Is your website obsolete?
What’s the lifespan of a website? Just like with trends in clothing or architecture, a new site’s design style will be out of date in two to three years — and relatively obsolete in five.
Technology and the tools we use to communicate, which change rapidly and make it difficult to predict and plan for what the future holds, determine a website’s lifespan. Hopefully, the content on a website remains current with updated news/events, content, and blog posts. But it’s important to keep in mind that with new browser capabilities and constantly changing web trends, the look and feel of a site and the way the site was developed are critical to business success.
A great example of a paramount shift over the last 24 months is Responsive Web Design (RWD). RWD was first introduced in May 2010; by 2012, it was number two in top web trends. Any mobile version of a website that was launched in those 24 months was almost instantly out of date. In 2013, mobile web browsing surpassed desktop access. Google recommended handling mobile/tablet sites with RWD. Google has gone beyond rewarding sites that are responsive with positive organic search placement; now, Google search negatively impacts a site that is not responsive.
Think about it: if Google search result placement matters to your business, a non-responsive website is 100 percent obsolete based on a technology that is barely three years old.
Once you have overcome the monumental task of driving a potential customer to your site, it’s critical to engage them. A website that feels dated doesn’t convey confidence, and some people will disengage immediately. The User Experience must be intuitive and appealing in today’s exceedingly competitive online marketplace. Our attention span as users is measured in nanoseconds, and if a site takes too long to load or it is complicated to find the desired content, another large percentage of potential customers will go elsewhere.
The web is constantly changing and improving. With the boundaries of new browser functionality on desktops continuing to evolve, and with science fiction-like technology becoming commonplace on our cell phones and tablets, designers and developers must stay on top of and utilize present-day methods. Web standards continue to evolve and create order on the Web, but it will always be an ongoing process.
It was Socrates (and Ted Theodore Logan) who said, “The only true knowledge is knowing you know nothing.” As smart as we think we are, it’s critical to look at a customer’s behaviors and abandonment points and then look for opportunities to improve engagement. By testing conversion, we can learn what’s effective and evolve based on the way people interact with a site.
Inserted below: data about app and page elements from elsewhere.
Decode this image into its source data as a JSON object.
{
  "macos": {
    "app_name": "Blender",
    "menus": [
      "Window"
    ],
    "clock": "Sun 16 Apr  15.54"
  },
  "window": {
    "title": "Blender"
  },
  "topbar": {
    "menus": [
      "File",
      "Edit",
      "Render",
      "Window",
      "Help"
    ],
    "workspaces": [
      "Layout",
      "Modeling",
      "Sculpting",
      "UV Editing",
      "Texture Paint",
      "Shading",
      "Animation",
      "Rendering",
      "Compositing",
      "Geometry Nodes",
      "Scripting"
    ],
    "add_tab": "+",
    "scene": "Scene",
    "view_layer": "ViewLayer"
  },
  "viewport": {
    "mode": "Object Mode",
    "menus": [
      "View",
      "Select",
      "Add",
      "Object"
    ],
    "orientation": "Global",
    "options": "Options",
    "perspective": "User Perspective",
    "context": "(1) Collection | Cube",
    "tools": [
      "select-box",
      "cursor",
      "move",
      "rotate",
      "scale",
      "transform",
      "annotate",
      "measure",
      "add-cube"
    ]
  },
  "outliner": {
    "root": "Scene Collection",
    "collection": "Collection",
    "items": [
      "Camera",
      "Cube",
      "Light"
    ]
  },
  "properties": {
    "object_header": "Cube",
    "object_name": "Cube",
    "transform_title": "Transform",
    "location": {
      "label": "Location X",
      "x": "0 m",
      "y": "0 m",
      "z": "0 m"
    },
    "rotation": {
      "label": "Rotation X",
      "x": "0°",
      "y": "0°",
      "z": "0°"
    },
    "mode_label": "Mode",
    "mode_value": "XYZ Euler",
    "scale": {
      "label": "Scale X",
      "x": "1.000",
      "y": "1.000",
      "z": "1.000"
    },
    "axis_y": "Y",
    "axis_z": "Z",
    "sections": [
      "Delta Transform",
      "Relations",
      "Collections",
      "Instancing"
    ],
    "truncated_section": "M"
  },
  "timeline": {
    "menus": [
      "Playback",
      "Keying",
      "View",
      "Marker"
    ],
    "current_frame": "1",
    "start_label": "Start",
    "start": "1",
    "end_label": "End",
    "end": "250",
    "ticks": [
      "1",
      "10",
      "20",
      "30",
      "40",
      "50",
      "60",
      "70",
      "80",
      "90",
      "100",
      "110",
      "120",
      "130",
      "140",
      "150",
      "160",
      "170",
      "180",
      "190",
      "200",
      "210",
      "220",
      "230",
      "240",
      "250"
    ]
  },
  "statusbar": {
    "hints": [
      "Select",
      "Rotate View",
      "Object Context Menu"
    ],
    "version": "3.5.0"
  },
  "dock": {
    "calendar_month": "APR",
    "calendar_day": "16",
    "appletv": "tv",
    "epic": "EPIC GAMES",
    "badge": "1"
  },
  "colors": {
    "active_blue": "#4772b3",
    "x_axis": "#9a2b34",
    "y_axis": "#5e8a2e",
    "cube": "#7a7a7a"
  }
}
When we started really digging into the analytics of our own website, I was shocked to find that Zenman’s “team” page was the most visited. If I had continued to assume I knew what my potential customers where looking at, we would have lost a huge opportunity for engagement. Instead, we learned from our visitors and modified our content to include calls to action that engage with potential customers. This has helped us to capture contact details for ongoing nurturing campaigns, while allowing potential clients to look at pictures of the team they might be working with.
No matter what industry you’re in, the website is an absolutely critical element to your success. A company’s website is its online sales person with 100 percent of its content correct and available to clients 24/7, 365 days a year. Planning to replace this asset every two to four years in the budget will keep businesses current with what’s trending online.
This doesn’t mean you need to scrap everything and start from scratch. It is an opportunity to look at your analytics and build something new based on what that information tells you. (At Zenman, we do a competitive analysis of our website quarterly to make sure we don’t fall behind.) By being proactive rather than reactive, you’re able to budget and plan accordingly for a website redesign.
It isn’t an overnight process. The time that goes into developing an effective website that performs well against the measurable goals set in place is significant. But for any kind of business, the payoff of having a beautiful, easily-navigated website is significant, too.